Coleman Hughes, writer: So the moment you give me reparations, you've made me into a victim without my consent. Bill H.R. 40 is immoral and a political mistake. Thank you. 


Rep. Steve Cohen, D-Tenn.: Thank you, Mr. Hughes. Chill, chill, chill, chill. He was presumptive, but he still has a right to speak. 

"He was presumptive." What does that mean? Maybe it means he disagrees with the Democratic Party's orthodoxy.


Eugene Taylor Sutton, the Episcopal Bishop of the State of Maryland, told the committee that white people must support racial reparations, he suggested, to save their souls from damnation.

"When I'm talking for reparations, I'm talking about those left behind, but I'm actually talking to my white brothers and sisters," he said. "You need this more than we do. You need this for your soul. You need this to be able to look black persons in the eye and say, 'I acknowledge the mistake, and I want to be part of the solution to repair that damage.'"
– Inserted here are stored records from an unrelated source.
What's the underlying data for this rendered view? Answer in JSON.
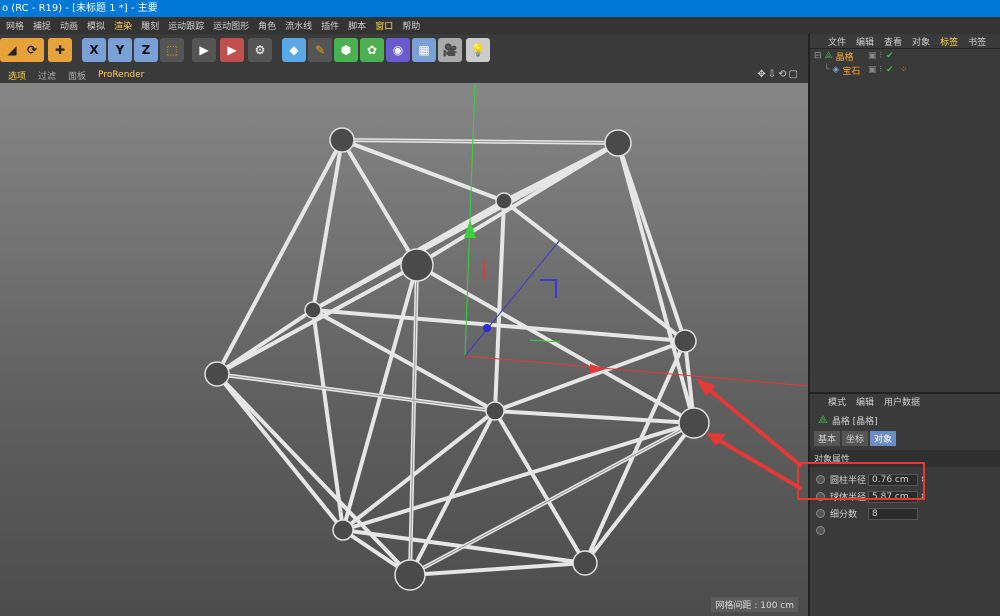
{
  "window": {
    "title": "o (RC - R19) - [未标题 1 *] - 主要"
  },
  "menu": [
    "网格",
    "捕捉",
    "动画",
    "模拟",
    "渲染",
    "雕刻",
    "运动跟踪",
    "运动图形",
    "角色",
    "流水线",
    "插件",
    "脚本",
    "窗口",
    "帮助"
  ],
  "toolbar": {
    "x_label": "X",
    "y_label": "Y",
    "z_label": "Z"
  },
  "viewport_menu": [
    "选项",
    "过滤",
    "面板",
    "ProRender"
  ],
  "viewport": {
    "grid_spacing": "网格间距 : 100 cm"
  },
  "object_manager": {
    "menu": [
      "文件",
      "编辑",
      "查看",
      "对象",
      "标签",
      "书签"
    ],
    "objects": [
      {
        "name": "晶格",
        "icon": "lattice-icon"
      },
      {
        "name": "宝石",
        "icon": "gem-icon"
      }
    ]
  },
  "attribute_manager": {
    "menu": [
      "模式",
      "编辑",
      "用户数据"
    ],
    "object_title": "晶格 [晶格]",
    "tabs": [
      "基本",
      "坐标",
      "对象"
    ],
    "section": "对象属性",
    "params": [
      {
        "label": "圆柱半径",
        "value": "0.76 cm"
      },
      {
        "label": "球体半径",
        "value": "5.87 cm"
      },
      {
        "label": "细分数",
        "value": "8"
      }
    ]
  },
  "colors": {
    "accent": "#ffd24a",
    "titlebar": "#0078d7",
    "annotation": "#e53935"
  }
}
Actual official racial discrimination of the kind embodied in Jim Crow ended half a century ago. But as it recedes with living memory, it becomes even more important to the Democratic Party.

Bishop Sutton was not the only person using rhetoric like this Wednesday on Capitol Hill. New Jersey Democratic Sen. Cory Booker made a guest appearance at the hearing. He claimed that the same country that has made him one of the most powerful figures in the land, is, in fact, incorrigibly racist.

"We as a nation have not yet truly acknowledged and grappled with racism and white supremacy that has tainted this country's founding," Booker said. "It continues to persist in those deep racial disparities and inequalities today."

So in the same country, that's the point at which the entire room would have burst out laughing when Senator Booker said that, precisely because of his title. Really, Senator Booker?

Cory Booker's parents were highly paid IBM executives. He grew up in a rich, all-white neighborhood, by the way. He attended Stanford. Then he had a Rhodes scholarship, went to Oxford, then he got a law degree from Yale. He is currently a senator from New Jersey. He will win re-election pretty easily in 2020 if he seeks it. And Jersey is one of the richest states in this country. It's also majority white.

So, if white supremacy were a huge problem in America, how did Cory Booker become a senator? And yet somehow he did. America has given Cory Booker amazing opportunities precisely because it's not the hateful place he pretends it is. Cory Booker is one of the most privileged people in the world. He is living proof.

But it doesn't matter. Actual official racial discrimination of the kind embodied in Jim Crow ended half a century ago. But as it recedes with living memory, it becomes even more important to the Democratic Party.

In a religious procession earlier this year, half a dozen Democratic presidential candidates prostrated themselves before professional race hustler, Al Sharpton and vowed to seek reparations if they were awarded the presidency. From Sens. Kamala Harris, Bernie Sanders, Kirsten Gillibrand and Elizabeth Warren to Beto O'Rourke and Julian Castro, they all kissed the ring of their moral leader, Al Sharpton -- hilarious.


But on one level, it's not funny. As we're often told, correctly, America is a diverse country now and becoming more so. A diverse society can only survive by finding shared values and shared goals and pursuing them collectively.

However, when a country collapses into a feud between racial or ethnic or religious factions, that country fails -- every time. Warring tribes -- that is where this is pushing us.

Adapted from Tucker Carlson's monologue on "Tucker Carlson Tonight" on June 19, 2019.